**Data to examine:**
+ + + +
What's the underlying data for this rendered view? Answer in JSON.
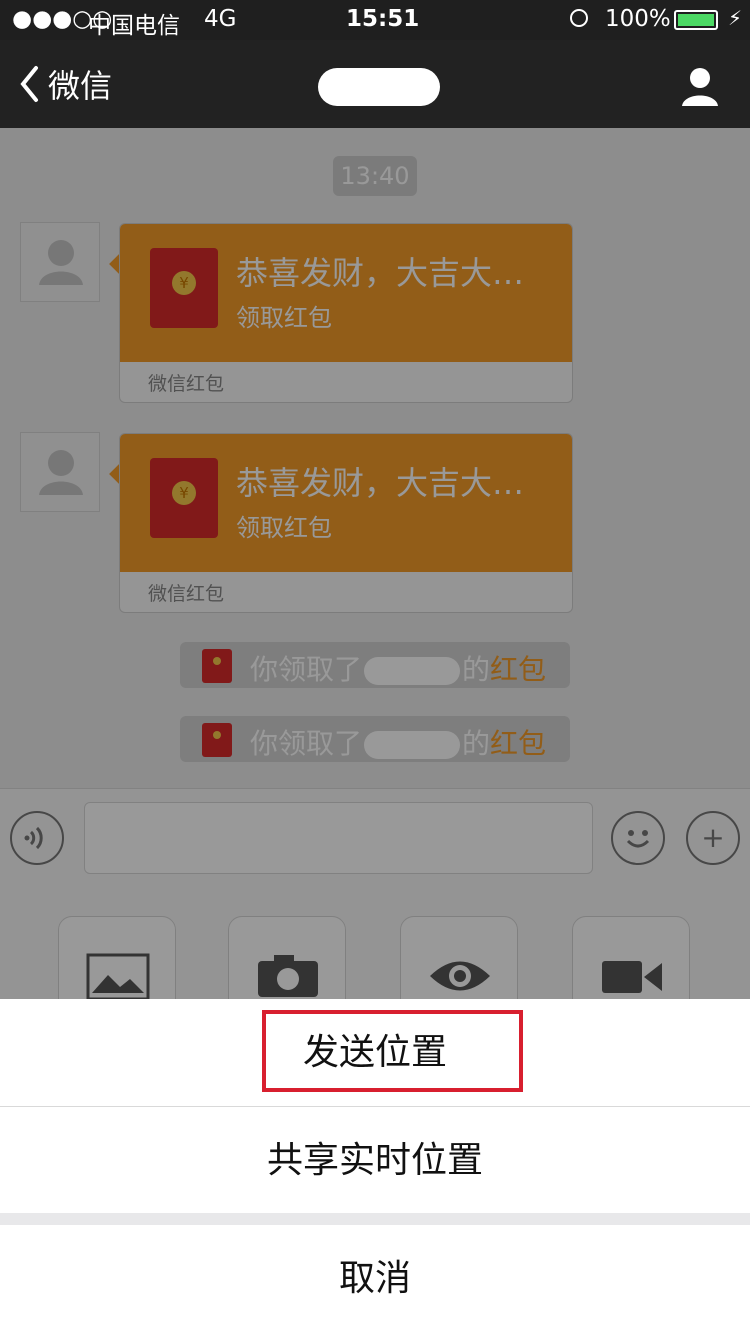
{
  "status_bar": {
    "signal": "●●●○○",
    "carrier": "中国电信",
    "network": "4G",
    "time": "15:51",
    "battery": "100%"
  },
  "nav": {
    "back_label": "微信"
  },
  "chat": {
    "timestamp": "13:40",
    "red_packets": [
      {
        "title": "恭喜发财，大吉大…",
        "subtitle": "领取红包",
        "footer": "微信红包"
      },
      {
        "title": "恭喜发财，大吉大…",
        "subtitle": "领取红包",
        "footer": "微信红包"
      }
    ],
    "system_messages": [
      {
        "prefix": "你领取了",
        "middle": "的",
        "suffix": "红包"
      },
      {
        "prefix": "你领取了",
        "middle": "的",
        "suffix": "红包"
      }
    ]
  },
  "action_sheet": {
    "send_location": "发送位置",
    "share_live_location": "共享实时位置",
    "cancel": "取消"
  },
  "colors": {
    "accent_red": "#d81f2f",
    "red_packet_orange": "#f39b28",
    "dark_bar": "#1f1f1f"
  }
}
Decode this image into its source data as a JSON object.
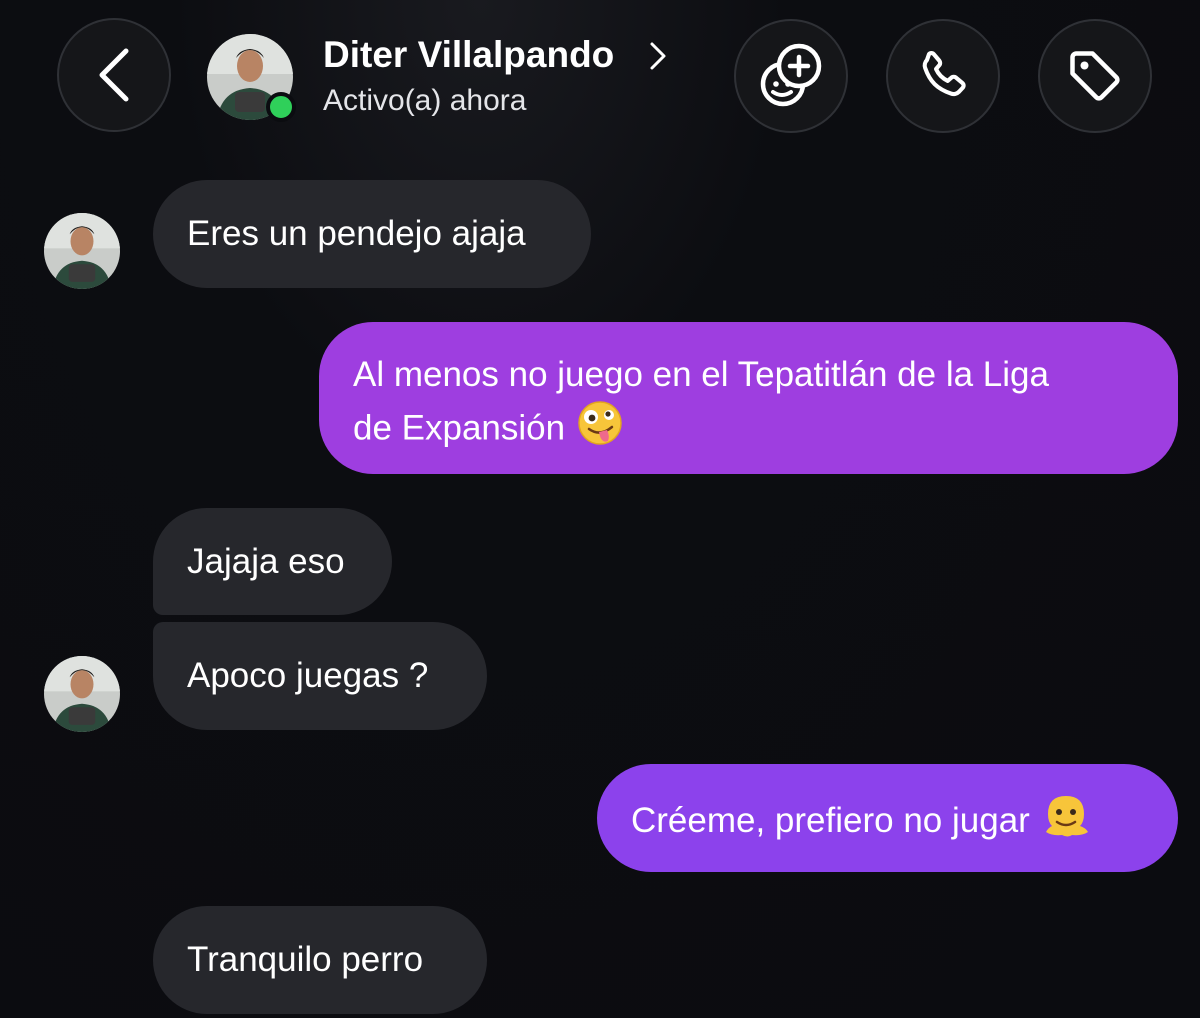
{
  "header": {
    "contact_name": "Diter Villalpando",
    "status": "Activo(a) ahora",
    "icons": {
      "back": "chevron-left-icon",
      "game": "game-add-icon",
      "call": "phone-icon",
      "tag": "tag-icon"
    }
  },
  "messages": [
    {
      "side": "received",
      "text": "Eres un pendejo ajaja"
    },
    {
      "side": "sent",
      "line1": "Al menos no juego en el Tepatitlán de la Liga",
      "line2": "de Expansión",
      "emoji": "zany-face-emoji"
    },
    {
      "side": "received",
      "text": "Jajaja eso"
    },
    {
      "side": "received",
      "text": "Apoco juegas ?"
    },
    {
      "side": "sent",
      "text": "Créeme, prefiero no jugar",
      "emoji": "melting-face-emoji"
    },
    {
      "side": "received",
      "text": "Tranquilo perro"
    }
  ],
  "colors": {
    "background": "#0b0c10",
    "received_bubble": "#26272c",
    "sent_bubble": "#9e3ee0",
    "online": "#2fd05a"
  }
}
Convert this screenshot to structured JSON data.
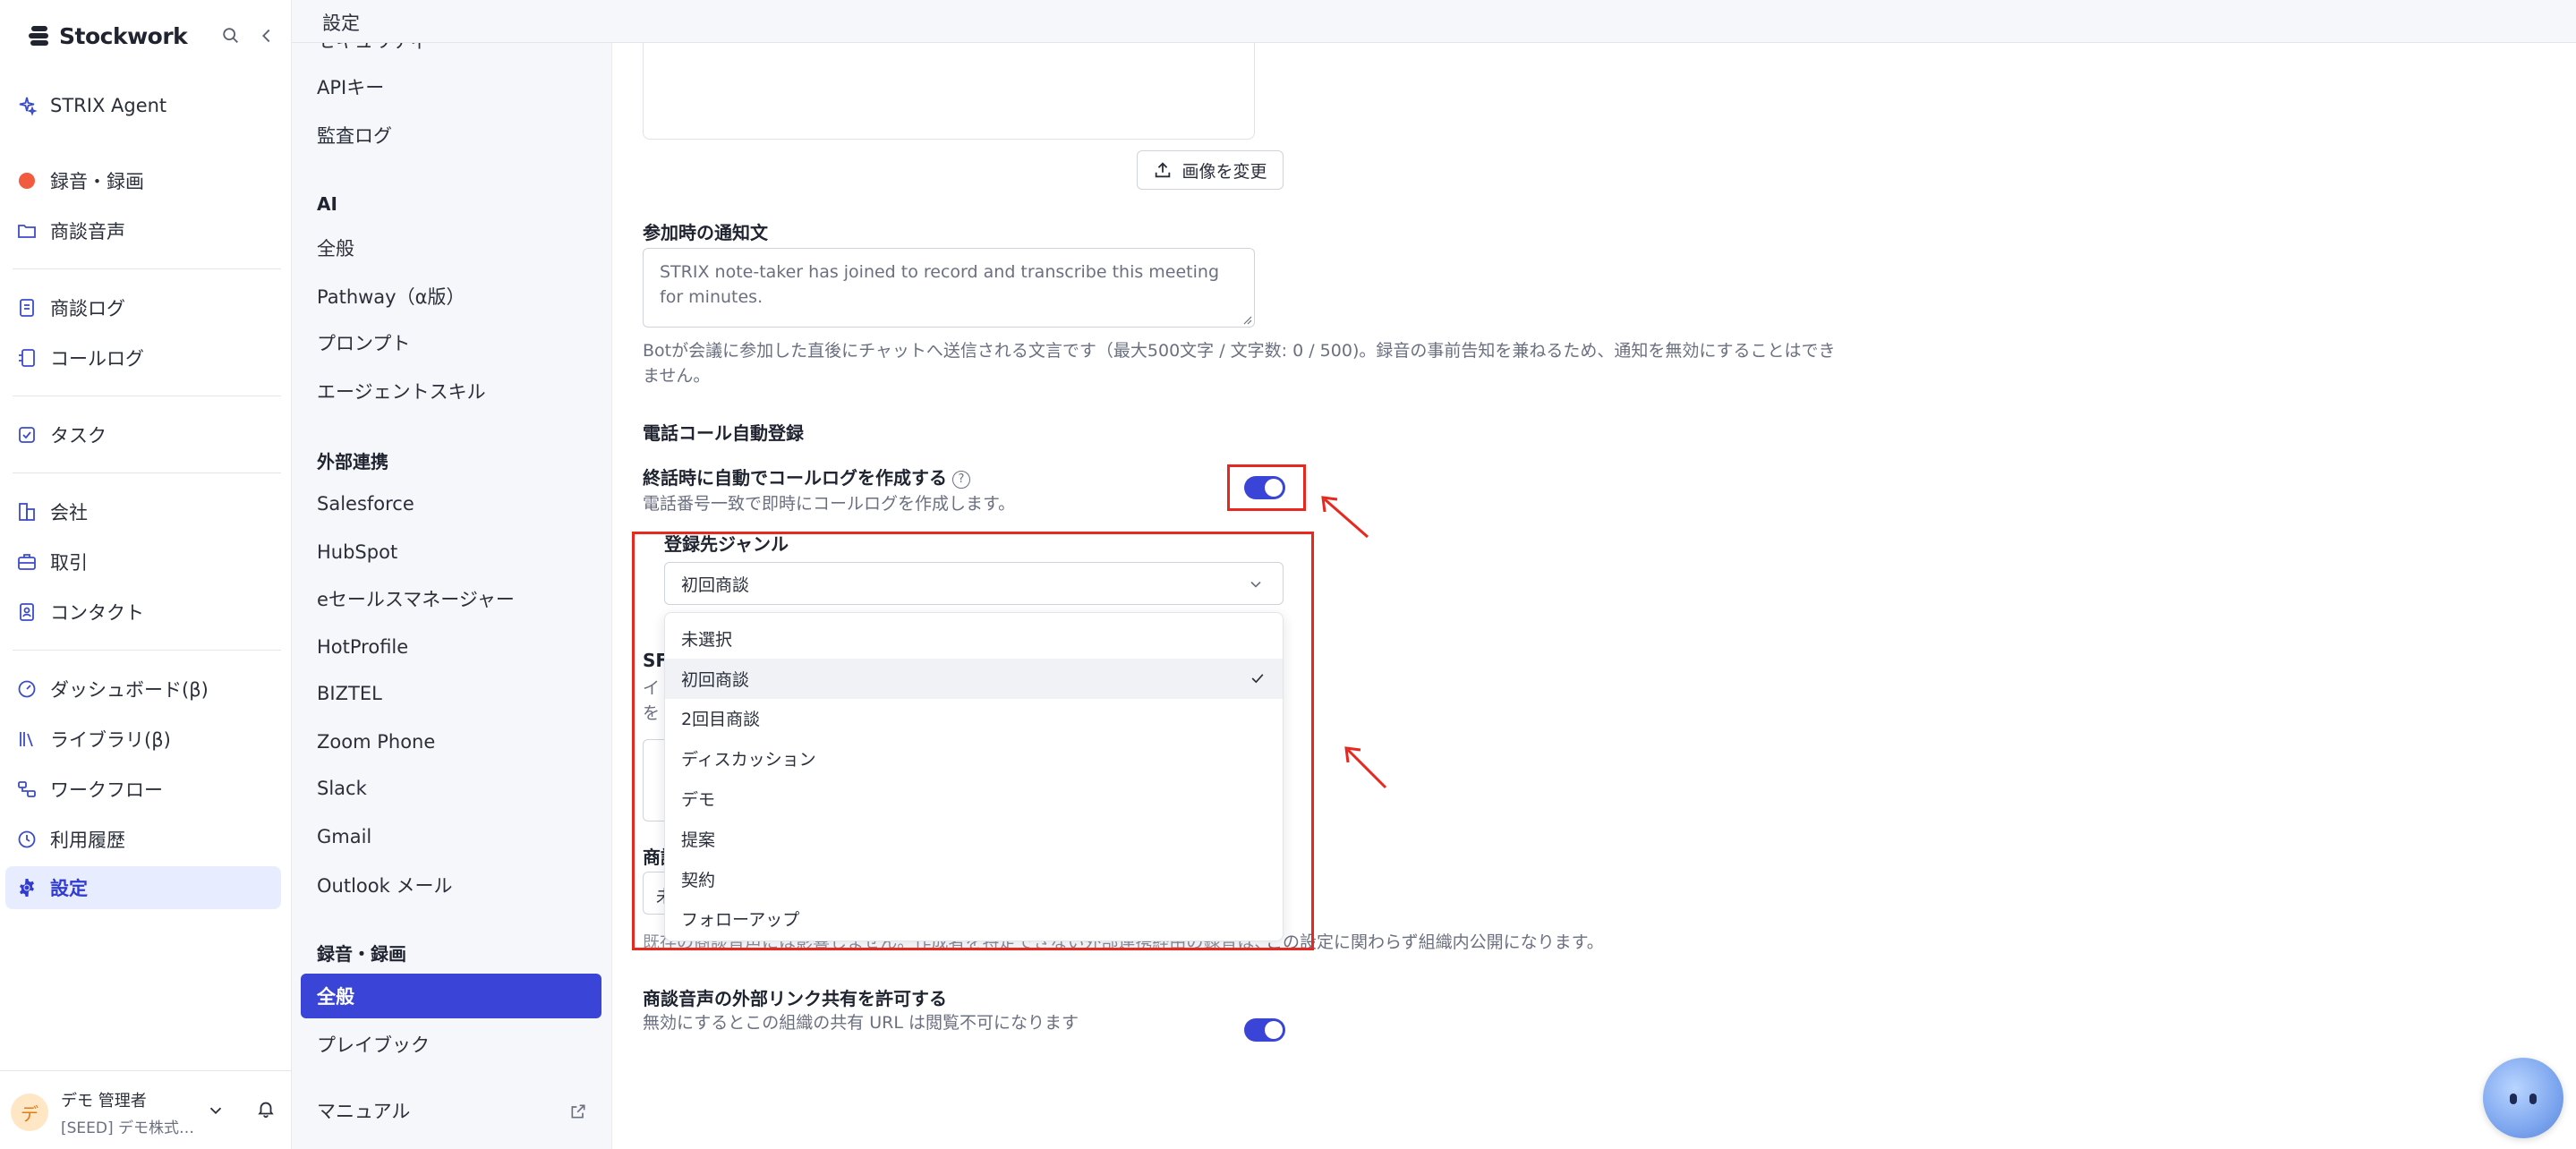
{
  "app": {
    "brand": "Stockwork",
    "header_title": "設定"
  },
  "sidebar": {
    "items": [
      {
        "label": "STRIX Agent"
      },
      {
        "label": "録音・録画"
      },
      {
        "label": "商談音声"
      },
      {
        "label": "商談ログ"
      },
      {
        "label": "コールログ"
      },
      {
        "label": "タスク"
      },
      {
        "label": "会社"
      },
      {
        "label": "取引"
      },
      {
        "label": "コンタクト"
      },
      {
        "label": "ダッシュボード(β)"
      },
      {
        "label": "ライブラリ(β)"
      },
      {
        "label": "ワークフロー"
      },
      {
        "label": "利用履歴"
      },
      {
        "label": "設定"
      }
    ],
    "user": {
      "avatar_initial": "デ",
      "name": "デモ 管理者",
      "org": "[SEED] デモ株式…"
    }
  },
  "settings_menu": {
    "partial_top": "セキュリティ",
    "general_items": [
      "APIキー",
      "監査ログ"
    ],
    "ai": {
      "title": "AI",
      "items": [
        "全般",
        "Pathway（α版）",
        "プロンプト",
        "エージェントスキル"
      ]
    },
    "integrations": {
      "title": "外部連携",
      "items": [
        "Salesforce",
        "HubSpot",
        "eセールスマネージャー",
        "HotProfile",
        "BIZTEL",
        "Zoom Phone",
        "Slack",
        "Gmail",
        "Outlook メール"
      ]
    },
    "recording": {
      "title": "録音・録画",
      "items": [
        "全般",
        "プレイブック"
      ]
    },
    "manual": "マニュアル"
  },
  "main": {
    "change_image_button": "画像を変更",
    "join_notice": {
      "label": "参加時の通知文",
      "value": "STRIX note-taker has joined to record and transcribe this meeting for minutes.",
      "help_line1": "Botが会議に参加した直後にチャットへ送信される文言です（最大500文字 / 文字数: 0 / 500)。録音の事前告知を兼ねるため、通知を無効にすることはでき",
      "help_line2": "ません。"
    },
    "auto_call": {
      "section_title": "電話コール自動登録",
      "toggle_label": "終話時に自動でコールログを作成する",
      "toggle_desc": "電話番号一致で即時にコールログを作成します。",
      "toggle_on": true,
      "genre_label": "登録先ジャンル",
      "genre_selected": "初回商談",
      "options": [
        "未選択",
        "初回商談",
        "2回目商談",
        "ディスカッション",
        "デモ",
        "提案",
        "契約",
        "フォローアップ"
      ]
    },
    "hidden_fragments": {
      "sf_label": "SF",
      "line_a": "イ",
      "line_b": "を",
      "shoudan_label": "商談",
      "select_peek": "未"
    },
    "visibility_note": "既存の商談音声には影響しません。作成者を特定できない外部連携経由の録音は、この設定に関わらず組織内公開になります。",
    "visibility_note_visible": "この設定に関わらず組織内公開になります。",
    "external_share": {
      "label": "商談音声の外部リンク共有を許可する",
      "desc": "無効にするとこの組織の共有 URL は閲覧不可になります",
      "toggle_on": true
    }
  },
  "colors": {
    "accent": "#3a45d8",
    "annotation_red": "#e8281e",
    "record_dot": "#f25b3e"
  }
}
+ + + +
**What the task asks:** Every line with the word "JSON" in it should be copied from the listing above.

**Reply to the task:**
What's the underlying data for this rendered view? Answer in JSON.
Decode this image into its source data as a JSON object.
Convert this screenshot to structured JSON data.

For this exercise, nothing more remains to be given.